▸ REQUIRED ACTION
Filter this material down to the lines that contain the string "Make", and return those lines.

▸ SUPPLIED INFORMATION
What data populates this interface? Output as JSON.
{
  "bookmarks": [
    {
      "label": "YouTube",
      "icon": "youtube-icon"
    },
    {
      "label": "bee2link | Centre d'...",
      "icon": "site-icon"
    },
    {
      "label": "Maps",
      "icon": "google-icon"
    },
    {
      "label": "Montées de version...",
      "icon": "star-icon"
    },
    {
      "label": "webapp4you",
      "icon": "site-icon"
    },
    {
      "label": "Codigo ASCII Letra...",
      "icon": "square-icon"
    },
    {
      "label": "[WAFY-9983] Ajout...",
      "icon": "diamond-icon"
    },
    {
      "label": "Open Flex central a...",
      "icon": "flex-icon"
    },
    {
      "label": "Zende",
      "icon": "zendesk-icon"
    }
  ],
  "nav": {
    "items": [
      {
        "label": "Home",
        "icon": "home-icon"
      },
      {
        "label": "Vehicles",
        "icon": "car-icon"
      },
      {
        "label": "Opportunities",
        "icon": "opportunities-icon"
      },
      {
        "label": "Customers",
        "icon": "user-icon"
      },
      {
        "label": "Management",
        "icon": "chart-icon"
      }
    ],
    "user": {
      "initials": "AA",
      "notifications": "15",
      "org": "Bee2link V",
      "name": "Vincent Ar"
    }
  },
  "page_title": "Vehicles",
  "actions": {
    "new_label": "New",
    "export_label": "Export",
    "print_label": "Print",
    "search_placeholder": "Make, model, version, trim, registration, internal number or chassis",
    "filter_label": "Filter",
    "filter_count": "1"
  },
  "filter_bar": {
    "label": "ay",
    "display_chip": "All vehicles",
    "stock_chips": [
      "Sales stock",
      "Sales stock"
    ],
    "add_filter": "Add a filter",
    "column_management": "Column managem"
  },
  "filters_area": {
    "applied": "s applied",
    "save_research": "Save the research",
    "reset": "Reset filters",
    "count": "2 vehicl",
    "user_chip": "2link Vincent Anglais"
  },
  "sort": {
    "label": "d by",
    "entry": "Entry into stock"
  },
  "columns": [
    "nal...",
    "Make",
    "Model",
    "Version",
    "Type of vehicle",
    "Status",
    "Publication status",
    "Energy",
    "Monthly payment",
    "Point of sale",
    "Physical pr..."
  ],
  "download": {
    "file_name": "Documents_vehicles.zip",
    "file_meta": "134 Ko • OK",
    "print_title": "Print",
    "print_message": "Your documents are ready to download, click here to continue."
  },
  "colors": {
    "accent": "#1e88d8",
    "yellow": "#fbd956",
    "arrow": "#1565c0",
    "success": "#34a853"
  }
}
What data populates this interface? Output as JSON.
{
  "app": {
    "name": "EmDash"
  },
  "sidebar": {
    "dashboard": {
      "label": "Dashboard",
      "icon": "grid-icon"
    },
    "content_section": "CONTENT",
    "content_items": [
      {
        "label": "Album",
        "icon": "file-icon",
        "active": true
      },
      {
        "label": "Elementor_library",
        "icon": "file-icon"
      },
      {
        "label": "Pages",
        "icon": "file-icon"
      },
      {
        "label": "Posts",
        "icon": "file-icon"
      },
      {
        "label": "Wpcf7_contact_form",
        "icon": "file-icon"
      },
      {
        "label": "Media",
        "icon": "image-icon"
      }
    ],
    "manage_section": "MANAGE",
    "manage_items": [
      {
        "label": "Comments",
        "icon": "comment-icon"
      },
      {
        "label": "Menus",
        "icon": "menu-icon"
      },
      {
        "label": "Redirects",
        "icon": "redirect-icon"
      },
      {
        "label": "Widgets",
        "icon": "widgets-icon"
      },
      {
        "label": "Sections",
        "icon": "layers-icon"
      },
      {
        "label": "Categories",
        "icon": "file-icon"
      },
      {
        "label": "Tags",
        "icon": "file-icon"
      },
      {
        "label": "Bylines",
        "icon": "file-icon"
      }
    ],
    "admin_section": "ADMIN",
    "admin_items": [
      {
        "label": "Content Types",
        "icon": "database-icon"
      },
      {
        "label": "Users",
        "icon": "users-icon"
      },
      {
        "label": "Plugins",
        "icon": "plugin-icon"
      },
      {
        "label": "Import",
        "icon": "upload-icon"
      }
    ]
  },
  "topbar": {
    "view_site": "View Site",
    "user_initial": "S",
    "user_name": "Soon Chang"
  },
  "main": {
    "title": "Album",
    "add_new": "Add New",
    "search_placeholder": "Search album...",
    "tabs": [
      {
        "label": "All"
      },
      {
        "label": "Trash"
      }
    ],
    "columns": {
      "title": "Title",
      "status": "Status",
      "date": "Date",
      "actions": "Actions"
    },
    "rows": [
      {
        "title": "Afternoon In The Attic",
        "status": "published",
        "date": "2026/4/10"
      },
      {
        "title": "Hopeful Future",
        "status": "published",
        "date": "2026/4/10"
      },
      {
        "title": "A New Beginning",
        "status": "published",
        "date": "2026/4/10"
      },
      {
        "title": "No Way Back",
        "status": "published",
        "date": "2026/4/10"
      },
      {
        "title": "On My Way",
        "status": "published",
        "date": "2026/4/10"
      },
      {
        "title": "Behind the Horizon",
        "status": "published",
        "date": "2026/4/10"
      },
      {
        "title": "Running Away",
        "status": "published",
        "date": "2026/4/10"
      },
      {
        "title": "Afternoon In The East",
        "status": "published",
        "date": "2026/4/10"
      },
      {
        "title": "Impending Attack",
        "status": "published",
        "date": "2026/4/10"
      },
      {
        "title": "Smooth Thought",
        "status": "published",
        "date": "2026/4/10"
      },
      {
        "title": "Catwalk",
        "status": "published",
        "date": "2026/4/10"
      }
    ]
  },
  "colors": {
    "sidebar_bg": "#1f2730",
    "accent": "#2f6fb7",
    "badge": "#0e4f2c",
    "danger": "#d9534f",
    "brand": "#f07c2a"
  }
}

▸ ANSWER TO THIS EXERCISE
    "search_placeholder": "Make, model, version, trim, registration, internal number or chassis",
    "Make",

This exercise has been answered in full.